Featuring Matthew Feeney, Policy Analyst, Cato Institute; Marc Scribner, Research Fellow, Competitive Enterprise Institute; and Dean Baker, Co-Director, Center for Economic and Policy Research; moderated by Brink Lindsey, Vice President for Research, Cato Institute.
Obesity remains a serious health problem and it is no secret that many people want to lose weight. Behavioral economists typically argue that “nudges” help individuals with various decisionmaking flaws to live longer, healthier, and better lives. In an article in the new issue of Regulation, Michael L. Marlow discusses how nudging by government differs from nudging by markets, and explains why market nudging is the more promising avenue for helping citizens to lose weight.
Two long wars, chronic deficits, the financial crisis, the costly drug war, the growth of executive power under Presidents Bush and Obama, and the revelations about NSA abuses, have given rise to a growing libertarian movement in our country – with a greater focus on individual liberty and less government power. David Boaz’s newly released The Libertarian Mind is a comprehensive guide to the history, philosophy, and growth of the libertarian movement, with incisive analyses of today’s most pressing issues and policies.

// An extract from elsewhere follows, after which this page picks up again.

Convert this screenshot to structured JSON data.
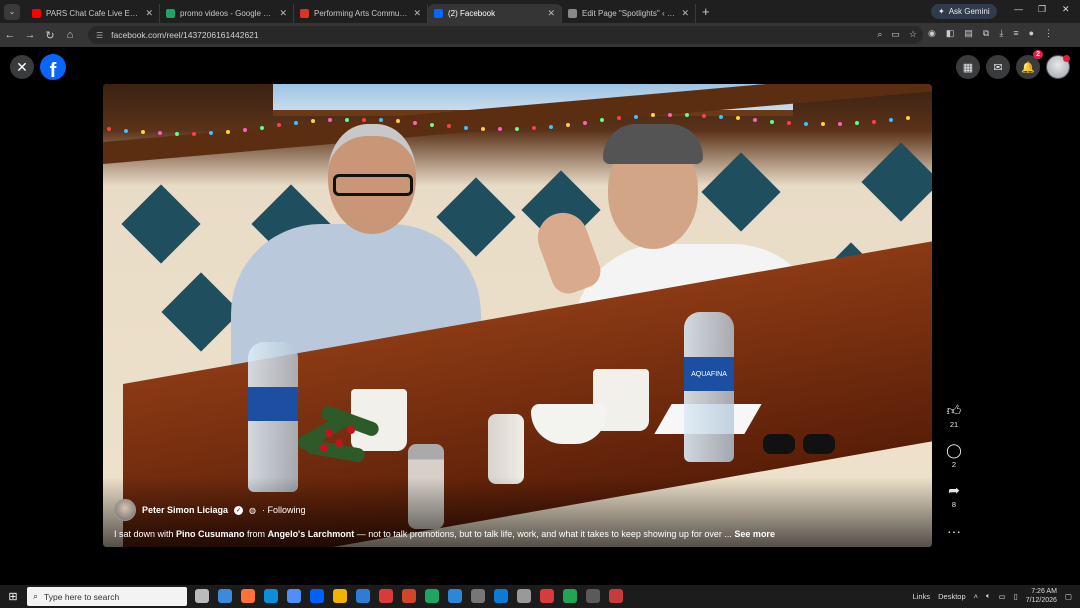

Featuring the author, Tyler Cowen, Holbert C. Harris Professor of Economics, George Mason University; New York Times Columnist; and Coauthor of the Marginal Revolution Blog, with comments by Emily Yoffe, Journalist and Slate “Dear Prudence” Columnist.
In Discover Your Inner Economist, the economist and blogger Tyler Cowen provides quirky and insightful advice for life based on his signature urbane style of economic reasoning. On his blog, MarginalRevolution.com, Cowen offers economic advice in his periodic “Dear Trudie” posts. Presumably Cowen offers good economics. But dare one take an economist’s advice? Emily Yoffe, author of Slate’s popular “Dear Prudence” advice column, will advise. Please join us for an advice-off, as Trudie meets Prudie to discuss the practical benefits of economic reasoning (or lack thereof) in everyday life.